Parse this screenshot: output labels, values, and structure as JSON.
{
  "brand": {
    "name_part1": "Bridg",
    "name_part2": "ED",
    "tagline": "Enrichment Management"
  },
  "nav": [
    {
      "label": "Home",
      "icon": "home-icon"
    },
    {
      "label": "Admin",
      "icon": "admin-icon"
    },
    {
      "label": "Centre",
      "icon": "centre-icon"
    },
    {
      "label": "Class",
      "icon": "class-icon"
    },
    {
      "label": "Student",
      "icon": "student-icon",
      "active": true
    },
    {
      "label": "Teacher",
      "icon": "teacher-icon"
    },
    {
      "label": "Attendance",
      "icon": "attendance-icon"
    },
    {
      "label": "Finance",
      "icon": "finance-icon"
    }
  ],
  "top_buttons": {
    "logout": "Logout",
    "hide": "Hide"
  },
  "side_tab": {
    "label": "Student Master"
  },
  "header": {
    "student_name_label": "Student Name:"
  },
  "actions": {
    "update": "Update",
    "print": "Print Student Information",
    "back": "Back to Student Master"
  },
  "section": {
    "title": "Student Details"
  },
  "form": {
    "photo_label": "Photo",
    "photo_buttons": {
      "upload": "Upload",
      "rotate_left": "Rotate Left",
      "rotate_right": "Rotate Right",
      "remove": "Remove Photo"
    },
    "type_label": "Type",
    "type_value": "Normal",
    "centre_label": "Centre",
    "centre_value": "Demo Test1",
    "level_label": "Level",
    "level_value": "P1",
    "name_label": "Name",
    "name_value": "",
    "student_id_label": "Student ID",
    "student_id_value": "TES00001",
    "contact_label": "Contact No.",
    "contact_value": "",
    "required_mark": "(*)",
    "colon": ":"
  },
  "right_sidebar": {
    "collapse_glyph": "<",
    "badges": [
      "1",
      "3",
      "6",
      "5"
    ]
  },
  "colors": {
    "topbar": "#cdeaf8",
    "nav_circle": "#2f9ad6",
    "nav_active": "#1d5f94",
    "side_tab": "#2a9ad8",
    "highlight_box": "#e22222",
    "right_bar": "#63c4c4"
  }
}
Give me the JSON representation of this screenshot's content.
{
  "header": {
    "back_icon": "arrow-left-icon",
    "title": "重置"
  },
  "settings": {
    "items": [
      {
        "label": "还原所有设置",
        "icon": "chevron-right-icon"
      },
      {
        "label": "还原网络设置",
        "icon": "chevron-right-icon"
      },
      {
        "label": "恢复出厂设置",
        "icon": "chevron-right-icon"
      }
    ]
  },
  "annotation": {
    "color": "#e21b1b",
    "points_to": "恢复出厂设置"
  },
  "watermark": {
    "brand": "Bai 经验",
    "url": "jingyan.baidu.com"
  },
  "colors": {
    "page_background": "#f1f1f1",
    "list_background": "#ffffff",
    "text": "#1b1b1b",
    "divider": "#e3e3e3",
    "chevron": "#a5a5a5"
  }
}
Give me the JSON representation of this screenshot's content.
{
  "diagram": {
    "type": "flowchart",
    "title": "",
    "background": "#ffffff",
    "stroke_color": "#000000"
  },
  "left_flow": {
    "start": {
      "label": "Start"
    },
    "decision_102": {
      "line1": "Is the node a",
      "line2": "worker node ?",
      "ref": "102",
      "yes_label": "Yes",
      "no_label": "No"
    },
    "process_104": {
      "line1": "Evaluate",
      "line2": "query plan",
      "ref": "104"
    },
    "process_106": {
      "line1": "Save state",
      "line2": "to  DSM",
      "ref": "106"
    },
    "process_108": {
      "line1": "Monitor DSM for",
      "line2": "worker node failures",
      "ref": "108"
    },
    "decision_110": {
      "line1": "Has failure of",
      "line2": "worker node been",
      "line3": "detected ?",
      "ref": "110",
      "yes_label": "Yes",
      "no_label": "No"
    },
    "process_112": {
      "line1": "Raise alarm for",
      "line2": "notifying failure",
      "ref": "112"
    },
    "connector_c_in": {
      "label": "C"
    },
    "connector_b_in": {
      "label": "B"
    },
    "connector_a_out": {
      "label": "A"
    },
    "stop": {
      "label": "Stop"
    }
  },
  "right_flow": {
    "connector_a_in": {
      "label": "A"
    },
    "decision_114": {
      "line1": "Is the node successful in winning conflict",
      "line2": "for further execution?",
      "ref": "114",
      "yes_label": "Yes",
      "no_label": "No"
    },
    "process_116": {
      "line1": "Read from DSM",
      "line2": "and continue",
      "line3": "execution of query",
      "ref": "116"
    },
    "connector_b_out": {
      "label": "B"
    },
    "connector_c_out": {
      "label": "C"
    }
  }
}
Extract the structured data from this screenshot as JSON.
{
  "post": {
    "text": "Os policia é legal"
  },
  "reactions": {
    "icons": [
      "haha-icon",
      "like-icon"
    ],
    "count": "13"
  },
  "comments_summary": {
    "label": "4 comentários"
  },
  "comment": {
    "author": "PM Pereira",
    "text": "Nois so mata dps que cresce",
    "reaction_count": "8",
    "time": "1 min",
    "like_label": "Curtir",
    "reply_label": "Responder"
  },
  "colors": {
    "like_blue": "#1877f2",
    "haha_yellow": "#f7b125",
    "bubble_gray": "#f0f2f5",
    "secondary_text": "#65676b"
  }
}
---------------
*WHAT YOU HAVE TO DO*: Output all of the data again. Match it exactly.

*WRITTEN SOLUTION*:
Parse this screenshot: output labels, values, and structure as JSON.
{
  "brand": {
    "name_part1": "Bridg",
    "name_part2": "ED",
    "tagline": "Enrichment Management"
  },
  "nav": [
    {
      "label": "Home",
      "icon": "home-icon"
    },
    {
      "label": "Admin",
      "icon": "admin-icon"
    },
    {
      "label": "Centre",
      "icon": "centre-icon"
    },
    {
      "label": "Class",
      "icon": "class-icon"
    },
    {
      "label": "Student",
      "icon": "student-icon",
      "active": true
    },
    {
      "label": "Teacher",
      "icon": "teacher-icon"
    },
    {
      "label": "Attendance",
      "icon": "attendance-icon"
    },
    {
      "label": "Finance",
      "icon": "finance-icon"
    }
  ],
  "top_buttons": {
    "logout": "Logout",
    "hide": "Hide"
  },
  "side_tab": {
    "label": "Student Master"
  },
  "header": {
    "student_name_label": "Student Name:"
  },
  "actions": {
    "update": "Update",
    "print": "Print Student Information",
    "back": "Back to Student Master"
  },
  "section": {
    "title": "Student Details"
  },
  "form": {
    "photo_label": "Photo",
    "photo_buttons": {
      "upload": "Upload",
      "rotate_left": "Rotate Left",
      "rotate_right": "Rotate Right",
      "remove": "Remove Photo"
    },
    "type_label": "Type",
    "type_value": "Normal",
    "centre_label": "Centre",
    "centre_value": "Demo Test1",
    "level_label": "Level",
    "level_value": "P1",
    "name_label": "Name",
    "name_value": "",
    "student_id_label": "Student ID",
    "student_id_value": "TES00001",
    "contact_label": "Contact No.",
    "contact_value": "",
    "required_mark": "(*)",
    "colon": ":"
  },
  "right_sidebar": {
    "collapse_glyph": "<",
    "badges": [
      "1",
      "3",
      "6",
      "5"
    ]
  },
  "colors": {
    "topbar": "#cdeaf8",
    "nav_circle": "#2f9ad6",
    "nav_active": "#1d5f94",
    "side_tab": "#2a9ad8",
    "highlight_box": "#e22222",
    "right_bar": "#63c4c4"
  }
}
Give me the JSON representation of this screenshot's content.
{
  "header": {
    "back_icon": "arrow-left-icon",
    "title": "重置"
  },
  "settings": {
    "items": [
      {
        "label": "还原所有设置",
        "icon": "chevron-right-icon"
      },
      {
        "label": "还原网络设置",
        "icon": "chevron-right-icon"
      },
      {
        "label": "恢复出厂设置",
        "icon": "chevron-right-icon"
      }
    ]
  },
  "annotation": {
    "color": "#e21b1b",
    "points_to": "恢复出厂设置"
  },
  "watermark": {
    "brand": "Bai 经验",
    "url": "jingyan.baidu.com"
  },
  "colors": {
    "page_background": "#f1f1f1",
    "list_background": "#ffffff",
    "text": "#1b1b1b",
    "divider": "#e3e3e3",
    "chevron": "#a5a5a5"
  }
}
Give me the JSON representation of this screenshot's content.
{
  "diagram": {
    "type": "flowchart",
    "title": "",
    "background": "#ffffff",
    "stroke_color": "#000000"
  },
  "left_flow": {
    "start": {
      "label": "Start"
    },
    "decision_102": {
      "line1": "Is the node a",
      "line2": "worker node ?",
      "ref": "102",
      "yes_label": "Yes",
      "no_label": "No"
    },
    "process_104": {
      "line1": "Evaluate",
      "line2": "query plan",
      "ref": "104"
    },
    "process_106": {
      "line1": "Save state",
      "line2": "to  DSM",
      "ref": "106"
    },
    "process_108": {
      "line1": "Monitor DSM for",
      "line2": "worker node failures",
      "ref": "108"
    },
    "decision_110": {
      "line1": "Has failure of",
      "line2": "worker node been",
      "line3": "detected ?",
      "ref": "110",
      "yes_label": "Yes",
      "no_label": "No"
    },
    "process_112": {
      "line1": "Raise alarm for",
      "line2": "notifying failure",
      "ref": "112"
    },
    "connector_c_in": {
      "label": "C"
    },
    "connector_b_in": {
      "label": "B"
    },
    "connector_a_out": {
      "label": "A"
    },
    "stop": {
      "label": "Stop"
    }
  },
  "right_flow": {
    "connector_a_in": {
      "label": "A"
    },
    "decision_114": {
      "line1": "Is the node successful in winning conflict",
      "line2": "for further execution?",
      "ref": "114",
      "yes_label": "Yes",
      "no_label": "No"
    },
    "process_116": {
      "line1": "Read from DSM",
      "line2": "and continue",
      "line3": "execution of query",
      "ref": "116"
    },
    "connector_b_out": {
      "label": "B"
    },
    "connector_c_out": {
      "label": "C"
    }
  }
}
Extract the structured data from this screenshot as JSON.
{
  "post": {
    "text": "Os policia é legal"
  },
  "reactions": {
    "icons": [
      "haha-icon",
      "like-icon"
    ],
    "count": "13"
  },
  "comments_summary": {
    "label": "4 comentários"
  },
  "comment": {
    "author": "PM Pereira",
    "text": "Nois so mata dps que cresce",
    "reaction_count": "8",
    "time": "1 min",
    "like_label": "Curtir",
    "reply_label": "Responder"
  },
  "colors": {
    "like_blue": "#1877f2",
    "haha_yellow": "#f7b125",
    "bubble_gray": "#f0f2f5",
    "secondary_text": "#65676b"
  }
}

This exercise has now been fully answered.